**Exercise brief**.
Among the lines of the records, please find those that contain the word "Rating" and copy them.

Items from an interface collection:
---+---

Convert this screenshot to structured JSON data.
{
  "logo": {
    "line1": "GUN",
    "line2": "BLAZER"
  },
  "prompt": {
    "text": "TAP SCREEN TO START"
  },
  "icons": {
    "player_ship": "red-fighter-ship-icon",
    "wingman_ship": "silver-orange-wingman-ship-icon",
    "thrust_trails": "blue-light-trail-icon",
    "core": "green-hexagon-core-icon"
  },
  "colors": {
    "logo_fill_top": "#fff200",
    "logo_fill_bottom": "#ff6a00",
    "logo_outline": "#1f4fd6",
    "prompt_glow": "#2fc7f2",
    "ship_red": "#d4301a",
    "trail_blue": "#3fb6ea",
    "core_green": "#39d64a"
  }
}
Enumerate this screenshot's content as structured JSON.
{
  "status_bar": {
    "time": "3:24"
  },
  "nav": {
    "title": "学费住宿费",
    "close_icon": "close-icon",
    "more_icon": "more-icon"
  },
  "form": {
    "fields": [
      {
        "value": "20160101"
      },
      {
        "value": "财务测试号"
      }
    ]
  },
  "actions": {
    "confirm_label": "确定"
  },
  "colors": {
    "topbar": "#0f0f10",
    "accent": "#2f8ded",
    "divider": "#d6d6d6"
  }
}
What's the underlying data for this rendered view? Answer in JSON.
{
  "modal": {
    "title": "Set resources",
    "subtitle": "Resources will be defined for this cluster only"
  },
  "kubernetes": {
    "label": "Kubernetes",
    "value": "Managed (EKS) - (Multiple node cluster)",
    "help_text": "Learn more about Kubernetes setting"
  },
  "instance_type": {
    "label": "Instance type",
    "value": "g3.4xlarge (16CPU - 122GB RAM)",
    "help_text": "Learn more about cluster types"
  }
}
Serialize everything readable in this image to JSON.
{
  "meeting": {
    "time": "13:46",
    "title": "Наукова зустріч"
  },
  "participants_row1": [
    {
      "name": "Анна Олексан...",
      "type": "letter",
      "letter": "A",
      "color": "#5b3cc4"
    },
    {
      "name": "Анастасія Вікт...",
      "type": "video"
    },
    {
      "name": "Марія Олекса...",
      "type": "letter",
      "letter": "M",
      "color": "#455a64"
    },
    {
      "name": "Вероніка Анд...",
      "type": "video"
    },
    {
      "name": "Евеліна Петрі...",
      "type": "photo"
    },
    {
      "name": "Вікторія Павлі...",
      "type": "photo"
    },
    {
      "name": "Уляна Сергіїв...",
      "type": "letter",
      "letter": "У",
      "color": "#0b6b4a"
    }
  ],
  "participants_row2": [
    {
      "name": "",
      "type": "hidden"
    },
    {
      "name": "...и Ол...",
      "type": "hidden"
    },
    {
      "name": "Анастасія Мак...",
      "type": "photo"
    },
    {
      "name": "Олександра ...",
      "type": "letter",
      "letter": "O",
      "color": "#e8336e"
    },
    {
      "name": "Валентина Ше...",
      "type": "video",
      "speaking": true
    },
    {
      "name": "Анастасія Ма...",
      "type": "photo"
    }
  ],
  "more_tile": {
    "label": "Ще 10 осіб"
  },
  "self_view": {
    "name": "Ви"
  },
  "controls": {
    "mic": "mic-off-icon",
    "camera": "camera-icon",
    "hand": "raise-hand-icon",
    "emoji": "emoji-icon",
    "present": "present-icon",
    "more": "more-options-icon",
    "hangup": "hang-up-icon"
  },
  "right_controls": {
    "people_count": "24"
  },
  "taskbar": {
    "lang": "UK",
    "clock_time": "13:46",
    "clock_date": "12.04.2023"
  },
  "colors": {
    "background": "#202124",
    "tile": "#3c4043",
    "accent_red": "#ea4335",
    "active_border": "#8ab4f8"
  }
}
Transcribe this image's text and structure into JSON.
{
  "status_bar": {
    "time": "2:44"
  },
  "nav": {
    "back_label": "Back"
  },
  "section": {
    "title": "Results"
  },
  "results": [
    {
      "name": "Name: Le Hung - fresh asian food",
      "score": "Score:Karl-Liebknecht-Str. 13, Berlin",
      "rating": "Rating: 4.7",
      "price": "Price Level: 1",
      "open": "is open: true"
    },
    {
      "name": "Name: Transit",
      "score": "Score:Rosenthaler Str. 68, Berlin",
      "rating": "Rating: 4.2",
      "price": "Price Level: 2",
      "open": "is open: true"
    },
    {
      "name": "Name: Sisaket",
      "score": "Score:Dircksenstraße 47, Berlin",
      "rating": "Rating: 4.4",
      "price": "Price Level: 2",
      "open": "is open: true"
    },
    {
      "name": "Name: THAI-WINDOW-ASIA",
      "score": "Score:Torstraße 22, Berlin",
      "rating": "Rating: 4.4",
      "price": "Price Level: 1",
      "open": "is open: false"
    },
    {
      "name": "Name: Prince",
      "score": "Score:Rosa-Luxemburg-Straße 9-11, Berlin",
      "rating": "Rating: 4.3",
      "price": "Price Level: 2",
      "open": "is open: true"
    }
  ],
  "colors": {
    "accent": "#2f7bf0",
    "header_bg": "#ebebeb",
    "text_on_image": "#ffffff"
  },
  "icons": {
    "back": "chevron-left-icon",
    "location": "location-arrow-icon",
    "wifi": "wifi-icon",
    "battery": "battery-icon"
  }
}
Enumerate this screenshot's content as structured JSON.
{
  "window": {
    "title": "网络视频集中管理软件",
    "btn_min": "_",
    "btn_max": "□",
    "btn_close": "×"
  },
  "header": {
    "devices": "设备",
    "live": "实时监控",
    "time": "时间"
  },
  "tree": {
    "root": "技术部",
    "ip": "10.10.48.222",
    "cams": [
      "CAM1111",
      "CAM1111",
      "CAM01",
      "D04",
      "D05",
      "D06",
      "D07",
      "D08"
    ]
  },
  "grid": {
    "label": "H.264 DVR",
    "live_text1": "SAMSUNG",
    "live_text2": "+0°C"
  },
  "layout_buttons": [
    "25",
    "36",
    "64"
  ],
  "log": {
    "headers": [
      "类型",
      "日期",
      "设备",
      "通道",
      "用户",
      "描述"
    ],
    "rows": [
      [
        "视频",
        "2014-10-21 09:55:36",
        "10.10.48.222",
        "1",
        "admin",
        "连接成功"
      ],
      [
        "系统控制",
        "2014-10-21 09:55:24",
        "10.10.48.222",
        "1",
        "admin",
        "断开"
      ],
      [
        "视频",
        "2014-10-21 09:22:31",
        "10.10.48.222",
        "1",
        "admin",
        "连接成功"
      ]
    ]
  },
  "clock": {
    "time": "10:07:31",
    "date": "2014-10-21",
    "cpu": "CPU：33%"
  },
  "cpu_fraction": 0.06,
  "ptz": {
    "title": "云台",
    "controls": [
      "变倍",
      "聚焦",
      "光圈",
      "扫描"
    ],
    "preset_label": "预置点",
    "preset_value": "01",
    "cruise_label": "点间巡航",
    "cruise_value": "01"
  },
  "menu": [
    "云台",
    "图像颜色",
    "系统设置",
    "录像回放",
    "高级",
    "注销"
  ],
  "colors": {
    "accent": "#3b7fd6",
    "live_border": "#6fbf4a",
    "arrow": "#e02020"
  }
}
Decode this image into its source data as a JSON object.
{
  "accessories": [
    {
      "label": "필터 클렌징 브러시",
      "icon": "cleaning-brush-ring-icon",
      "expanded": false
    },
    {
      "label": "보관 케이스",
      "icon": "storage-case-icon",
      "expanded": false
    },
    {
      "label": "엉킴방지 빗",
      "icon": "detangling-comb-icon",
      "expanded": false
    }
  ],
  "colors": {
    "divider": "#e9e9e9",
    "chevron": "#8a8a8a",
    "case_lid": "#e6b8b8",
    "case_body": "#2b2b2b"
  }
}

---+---

**Solution**.
      "rating": "Rating: 4.7",
      "rating": "Rating: 4.2",
      "rating": "Rating: 4.4",
      "rating": "Rating: 4.4",
      "rating": "Rating: 4.3",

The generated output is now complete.